Beyond the Literal Meaning of Words in Children Who Are XXY

Abstract: Literature on children with Klinefelter Syndrome (KS) points to general linguistic difficulties in both comprehension and production among other cognitive functions, and in the majority of cases, these coexist with an intellectual level within the norms. In these conditions, children having language delay generally engage in language therapy and are systematically monitored across ages. In this article, we present the profiles of two children with KS (47, XXY), aged 9.1 (Child S) and 13 (Child D), whose language development was assessed as adequate at age 3, and for this reason, did not receive any language treatment. At the present stage, their IQ, as measured by Wechsler

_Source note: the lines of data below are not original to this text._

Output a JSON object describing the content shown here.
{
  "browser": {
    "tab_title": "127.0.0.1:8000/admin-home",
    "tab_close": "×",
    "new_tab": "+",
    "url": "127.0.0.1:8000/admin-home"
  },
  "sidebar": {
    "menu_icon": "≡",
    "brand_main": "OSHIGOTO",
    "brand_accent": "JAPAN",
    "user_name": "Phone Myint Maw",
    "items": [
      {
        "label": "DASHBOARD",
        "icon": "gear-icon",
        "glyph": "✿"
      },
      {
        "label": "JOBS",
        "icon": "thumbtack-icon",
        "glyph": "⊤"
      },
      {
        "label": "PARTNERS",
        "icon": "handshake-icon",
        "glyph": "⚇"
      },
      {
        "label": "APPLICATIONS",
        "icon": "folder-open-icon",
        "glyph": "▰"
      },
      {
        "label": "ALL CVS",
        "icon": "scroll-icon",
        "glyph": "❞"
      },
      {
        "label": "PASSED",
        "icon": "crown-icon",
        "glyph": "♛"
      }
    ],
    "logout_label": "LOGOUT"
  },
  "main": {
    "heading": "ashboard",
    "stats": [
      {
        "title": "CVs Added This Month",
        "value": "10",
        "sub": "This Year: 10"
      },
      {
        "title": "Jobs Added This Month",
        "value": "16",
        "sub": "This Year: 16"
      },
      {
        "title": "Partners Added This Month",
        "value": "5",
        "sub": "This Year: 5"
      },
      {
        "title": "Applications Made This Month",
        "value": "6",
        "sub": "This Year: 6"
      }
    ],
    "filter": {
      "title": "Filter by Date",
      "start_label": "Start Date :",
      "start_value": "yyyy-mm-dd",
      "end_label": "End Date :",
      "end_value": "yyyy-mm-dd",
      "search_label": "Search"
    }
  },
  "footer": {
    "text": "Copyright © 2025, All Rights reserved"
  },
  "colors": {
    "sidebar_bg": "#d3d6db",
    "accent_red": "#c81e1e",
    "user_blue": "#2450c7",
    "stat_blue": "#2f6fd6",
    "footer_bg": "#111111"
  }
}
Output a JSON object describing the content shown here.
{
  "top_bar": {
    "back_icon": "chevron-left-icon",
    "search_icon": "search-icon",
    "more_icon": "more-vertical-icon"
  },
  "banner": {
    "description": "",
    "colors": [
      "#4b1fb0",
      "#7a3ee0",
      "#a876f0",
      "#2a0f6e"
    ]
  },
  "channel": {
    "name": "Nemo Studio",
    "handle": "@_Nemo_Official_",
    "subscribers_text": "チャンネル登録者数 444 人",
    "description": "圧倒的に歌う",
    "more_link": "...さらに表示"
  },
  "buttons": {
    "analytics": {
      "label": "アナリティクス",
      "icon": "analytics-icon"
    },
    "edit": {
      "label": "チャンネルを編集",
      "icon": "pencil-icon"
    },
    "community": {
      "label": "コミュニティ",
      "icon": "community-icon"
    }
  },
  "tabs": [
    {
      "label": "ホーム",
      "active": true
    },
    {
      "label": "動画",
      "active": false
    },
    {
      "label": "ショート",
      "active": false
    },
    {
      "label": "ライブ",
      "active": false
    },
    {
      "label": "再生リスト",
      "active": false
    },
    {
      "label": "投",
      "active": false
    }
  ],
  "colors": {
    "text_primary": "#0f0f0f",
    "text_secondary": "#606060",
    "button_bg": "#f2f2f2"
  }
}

Scales (Child S: 92; Child D: 101), is within the norm, but they both present marked weaknesses in pragmatic skills such as figurative language comprehension. The analysis of these two cases points to the need to go beyond global indexes of verbal abilities, as the same global index may mask a wide diversification of individual profiles. In addition, this study underlines the importance of monitoring the developmental trajectories of children like Child D and Child S, because weaknesses in pragmatic skills that are relevant for both academic achievement and social adaptation could emerge at later stages.